Technology is disrupting all kinds of industries, from ridesharing and taxis to streaming services in entertainment. Apart from some early adoption in the retail and industrial space – largely due to the disruptive nature of eCommerce – commercial real estate (CRE) has not seen a paradigm shift in implementing new technologies. Most change has been evolutionary, providing for more efficient ways to lease or manage properties.
Broader adoption of technology within commercial real estate often lags behind other industries. Real estate and infrastructure assets are expensive and built more for longevity and a predefined lifecycle than flexibility. To embrace change, players in CRE markets must first be convinced that the technology will be widely deployed and long lasting. But there is no doubt that long-lasting and widespread change is on the horizon with several technologies.
Technology will be to the 2020s what the financial services industry was to the 1980s and 1990s – a growth engine, a disruptor, both a jobs creator and killer.
Technologies potentially transformative to CRE
Ridesharing, autonomous mobile robotics (AMRs) for eCommerce fulfillment and electric vehicles (EVs) will impact CRE first.
Widespread adoption of most other transformative technologies is at least a decade away. Technology adoption typically follows a “hype cycle” curve before widespread adoption.
Following wide adoption, there likely will be a lag in any impact on real estate. This lag should not be viewed as a “wait and see” period; rather, the early adoption cycle should be used to determine where impacts may occur and possible remediation strategies.
The Organization for Economic Co-operation and Development (OECD) estimates 14% of jobs in member countries are 20 years from automation. High-risk jobs include routine and low-skilled ones in retail and industrial. Most office-using jobs are low risk due to their requirement for cognitive, emotional or social intelligence.
Significant differentials by market and asset type exist
Cities best suited to cope with technology disruption are the usual suspects: New York, San Francisco, Boston, Washington, DC, Austin, Los Angeles, and San Jose. Real estate assets likely to see growth include data centers, manufacturing centers for new technologies and remote parking and recharging stations. Successful real estate offerings are likely to be those that straddle uses. High-risk properties are gas stations, bank branches, non-experiential retail, garages (both residential and commercial parking decks) and non–amenitized or commodity offices.
Commercial real estate will have to adapt
The only way for CRE professionals to adapt to changing paradigms brought on by technology advances is to focus on flexibility and efficiencies, particularly flexibility in asset use and design, leases and service offerings and amenities.
Read more in Cushman & Wakefield’s recently released Will Robots Take Over CRE? the first of a four-part series on technology and its impact on CRE.

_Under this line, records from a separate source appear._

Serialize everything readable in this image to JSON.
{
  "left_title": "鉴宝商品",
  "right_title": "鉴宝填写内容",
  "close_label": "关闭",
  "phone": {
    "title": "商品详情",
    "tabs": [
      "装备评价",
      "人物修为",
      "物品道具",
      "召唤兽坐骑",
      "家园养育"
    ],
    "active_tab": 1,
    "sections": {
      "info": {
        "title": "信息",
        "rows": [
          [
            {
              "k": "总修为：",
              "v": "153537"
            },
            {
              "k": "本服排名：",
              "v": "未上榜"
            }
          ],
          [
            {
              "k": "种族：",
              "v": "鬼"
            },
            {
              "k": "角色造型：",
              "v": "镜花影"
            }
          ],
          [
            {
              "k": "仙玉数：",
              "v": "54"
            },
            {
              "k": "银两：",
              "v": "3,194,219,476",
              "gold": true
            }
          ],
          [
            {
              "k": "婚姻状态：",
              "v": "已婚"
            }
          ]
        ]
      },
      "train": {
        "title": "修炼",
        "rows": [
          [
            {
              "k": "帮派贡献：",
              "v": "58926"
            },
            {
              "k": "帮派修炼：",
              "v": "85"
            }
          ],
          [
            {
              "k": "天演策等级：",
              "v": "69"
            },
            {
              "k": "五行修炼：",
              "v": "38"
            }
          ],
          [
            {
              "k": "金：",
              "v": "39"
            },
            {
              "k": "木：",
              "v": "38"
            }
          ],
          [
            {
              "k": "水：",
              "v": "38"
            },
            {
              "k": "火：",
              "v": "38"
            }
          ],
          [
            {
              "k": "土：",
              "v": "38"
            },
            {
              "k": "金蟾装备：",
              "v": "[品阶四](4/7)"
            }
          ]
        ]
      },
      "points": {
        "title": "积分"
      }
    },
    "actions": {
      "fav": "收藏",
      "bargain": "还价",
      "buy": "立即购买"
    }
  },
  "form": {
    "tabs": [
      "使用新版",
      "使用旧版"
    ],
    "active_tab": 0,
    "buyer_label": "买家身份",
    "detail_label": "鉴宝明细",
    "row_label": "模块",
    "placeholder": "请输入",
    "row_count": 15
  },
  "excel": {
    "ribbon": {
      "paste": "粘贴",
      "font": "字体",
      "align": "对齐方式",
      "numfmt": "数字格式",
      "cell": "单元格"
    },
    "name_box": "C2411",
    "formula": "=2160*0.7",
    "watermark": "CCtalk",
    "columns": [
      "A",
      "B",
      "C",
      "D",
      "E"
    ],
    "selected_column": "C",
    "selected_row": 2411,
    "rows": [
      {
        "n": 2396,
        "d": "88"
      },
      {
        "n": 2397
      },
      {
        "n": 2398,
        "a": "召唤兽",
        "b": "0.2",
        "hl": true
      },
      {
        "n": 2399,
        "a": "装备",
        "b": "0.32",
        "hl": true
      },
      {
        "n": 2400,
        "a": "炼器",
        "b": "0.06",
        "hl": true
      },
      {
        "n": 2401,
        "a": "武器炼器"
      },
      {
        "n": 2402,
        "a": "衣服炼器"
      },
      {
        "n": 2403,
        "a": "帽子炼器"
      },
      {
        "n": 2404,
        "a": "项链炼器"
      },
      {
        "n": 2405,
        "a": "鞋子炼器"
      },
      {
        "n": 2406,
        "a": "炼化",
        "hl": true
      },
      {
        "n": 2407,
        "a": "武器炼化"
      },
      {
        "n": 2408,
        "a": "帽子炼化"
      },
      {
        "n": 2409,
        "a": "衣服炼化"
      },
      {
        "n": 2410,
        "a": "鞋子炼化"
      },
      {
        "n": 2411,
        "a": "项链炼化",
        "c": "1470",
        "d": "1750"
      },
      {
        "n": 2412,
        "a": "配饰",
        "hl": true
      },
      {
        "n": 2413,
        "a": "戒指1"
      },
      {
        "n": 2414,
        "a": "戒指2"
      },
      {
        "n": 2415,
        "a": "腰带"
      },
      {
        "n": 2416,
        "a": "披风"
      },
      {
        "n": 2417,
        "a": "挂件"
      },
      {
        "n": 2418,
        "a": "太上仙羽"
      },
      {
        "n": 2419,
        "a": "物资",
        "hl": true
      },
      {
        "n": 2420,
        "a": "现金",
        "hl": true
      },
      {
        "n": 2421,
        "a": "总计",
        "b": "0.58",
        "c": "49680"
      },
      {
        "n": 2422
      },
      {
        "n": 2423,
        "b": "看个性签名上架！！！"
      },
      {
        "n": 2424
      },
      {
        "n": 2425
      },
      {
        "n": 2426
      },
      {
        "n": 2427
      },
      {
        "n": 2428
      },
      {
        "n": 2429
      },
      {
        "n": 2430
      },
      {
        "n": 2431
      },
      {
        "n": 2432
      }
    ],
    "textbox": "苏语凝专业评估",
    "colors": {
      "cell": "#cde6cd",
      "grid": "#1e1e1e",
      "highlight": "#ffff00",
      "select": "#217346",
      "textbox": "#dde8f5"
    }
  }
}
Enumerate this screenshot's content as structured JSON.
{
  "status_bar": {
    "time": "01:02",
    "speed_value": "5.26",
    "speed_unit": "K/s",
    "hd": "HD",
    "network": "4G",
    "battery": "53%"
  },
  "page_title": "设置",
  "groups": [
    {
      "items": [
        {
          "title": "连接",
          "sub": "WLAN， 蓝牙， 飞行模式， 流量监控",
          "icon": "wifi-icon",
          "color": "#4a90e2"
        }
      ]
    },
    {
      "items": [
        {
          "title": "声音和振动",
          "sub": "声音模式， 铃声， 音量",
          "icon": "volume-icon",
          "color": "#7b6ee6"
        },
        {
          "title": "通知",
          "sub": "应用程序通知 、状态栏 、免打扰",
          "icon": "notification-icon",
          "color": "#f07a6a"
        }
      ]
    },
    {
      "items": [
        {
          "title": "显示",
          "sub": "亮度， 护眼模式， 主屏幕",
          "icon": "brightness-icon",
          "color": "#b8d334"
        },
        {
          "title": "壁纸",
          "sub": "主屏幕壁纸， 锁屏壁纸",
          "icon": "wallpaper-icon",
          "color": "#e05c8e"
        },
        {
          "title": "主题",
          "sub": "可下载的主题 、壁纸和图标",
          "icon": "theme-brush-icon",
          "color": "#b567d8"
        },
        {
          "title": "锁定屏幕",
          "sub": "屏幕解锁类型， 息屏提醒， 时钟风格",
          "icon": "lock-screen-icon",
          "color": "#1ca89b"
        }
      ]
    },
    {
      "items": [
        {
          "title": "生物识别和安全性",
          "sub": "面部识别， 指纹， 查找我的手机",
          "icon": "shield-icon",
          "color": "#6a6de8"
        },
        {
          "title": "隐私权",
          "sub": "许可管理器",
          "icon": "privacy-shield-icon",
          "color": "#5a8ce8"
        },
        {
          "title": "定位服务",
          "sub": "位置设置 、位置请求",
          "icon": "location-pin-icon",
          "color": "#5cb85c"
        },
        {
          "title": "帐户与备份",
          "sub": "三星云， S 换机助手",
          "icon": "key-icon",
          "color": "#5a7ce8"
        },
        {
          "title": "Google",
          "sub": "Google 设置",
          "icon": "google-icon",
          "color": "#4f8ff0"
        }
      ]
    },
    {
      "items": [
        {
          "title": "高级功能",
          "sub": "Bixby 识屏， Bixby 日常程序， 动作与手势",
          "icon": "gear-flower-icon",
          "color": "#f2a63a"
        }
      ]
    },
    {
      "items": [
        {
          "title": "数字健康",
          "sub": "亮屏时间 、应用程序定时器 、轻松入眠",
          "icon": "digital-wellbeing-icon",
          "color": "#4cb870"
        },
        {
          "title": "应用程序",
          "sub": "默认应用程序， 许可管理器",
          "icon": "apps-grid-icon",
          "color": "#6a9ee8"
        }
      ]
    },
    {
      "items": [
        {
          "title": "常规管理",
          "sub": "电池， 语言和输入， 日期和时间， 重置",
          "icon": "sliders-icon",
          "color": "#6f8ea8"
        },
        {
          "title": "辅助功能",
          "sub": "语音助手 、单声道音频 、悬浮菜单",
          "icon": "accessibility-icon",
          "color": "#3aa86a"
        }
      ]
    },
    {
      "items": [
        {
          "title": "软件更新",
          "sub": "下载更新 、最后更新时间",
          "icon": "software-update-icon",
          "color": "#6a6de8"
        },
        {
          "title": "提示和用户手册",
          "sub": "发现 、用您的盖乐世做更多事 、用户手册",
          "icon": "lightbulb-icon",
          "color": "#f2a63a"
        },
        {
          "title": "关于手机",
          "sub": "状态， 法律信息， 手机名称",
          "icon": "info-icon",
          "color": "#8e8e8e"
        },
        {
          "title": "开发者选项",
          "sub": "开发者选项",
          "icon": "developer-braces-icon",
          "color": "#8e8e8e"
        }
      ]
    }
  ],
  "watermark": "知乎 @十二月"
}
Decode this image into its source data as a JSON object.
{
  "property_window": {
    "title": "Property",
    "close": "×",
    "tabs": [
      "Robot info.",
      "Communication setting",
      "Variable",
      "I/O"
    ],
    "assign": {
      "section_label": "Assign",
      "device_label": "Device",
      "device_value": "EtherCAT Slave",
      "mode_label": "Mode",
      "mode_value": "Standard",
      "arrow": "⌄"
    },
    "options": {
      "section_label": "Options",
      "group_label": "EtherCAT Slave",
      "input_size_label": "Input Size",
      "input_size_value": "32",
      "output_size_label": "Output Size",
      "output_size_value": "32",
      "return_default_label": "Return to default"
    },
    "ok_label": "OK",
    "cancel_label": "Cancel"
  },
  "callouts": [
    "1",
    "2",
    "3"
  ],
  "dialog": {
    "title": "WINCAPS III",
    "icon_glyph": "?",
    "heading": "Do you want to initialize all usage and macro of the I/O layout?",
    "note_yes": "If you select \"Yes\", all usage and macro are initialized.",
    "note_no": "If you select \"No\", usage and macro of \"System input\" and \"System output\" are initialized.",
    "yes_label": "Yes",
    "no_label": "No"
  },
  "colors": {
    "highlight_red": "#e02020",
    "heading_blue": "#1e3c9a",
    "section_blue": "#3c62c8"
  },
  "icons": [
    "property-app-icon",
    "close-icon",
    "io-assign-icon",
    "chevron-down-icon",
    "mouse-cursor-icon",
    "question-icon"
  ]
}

Revathi Greenwood is the Americas Head of Research for Cushman & Wakefield with overall responsibility for the research platform within the Americas region. She provides leadership to hundreds of professionals who are focused on producing predictive, timely and interpretative analysis on the latest real estate trends.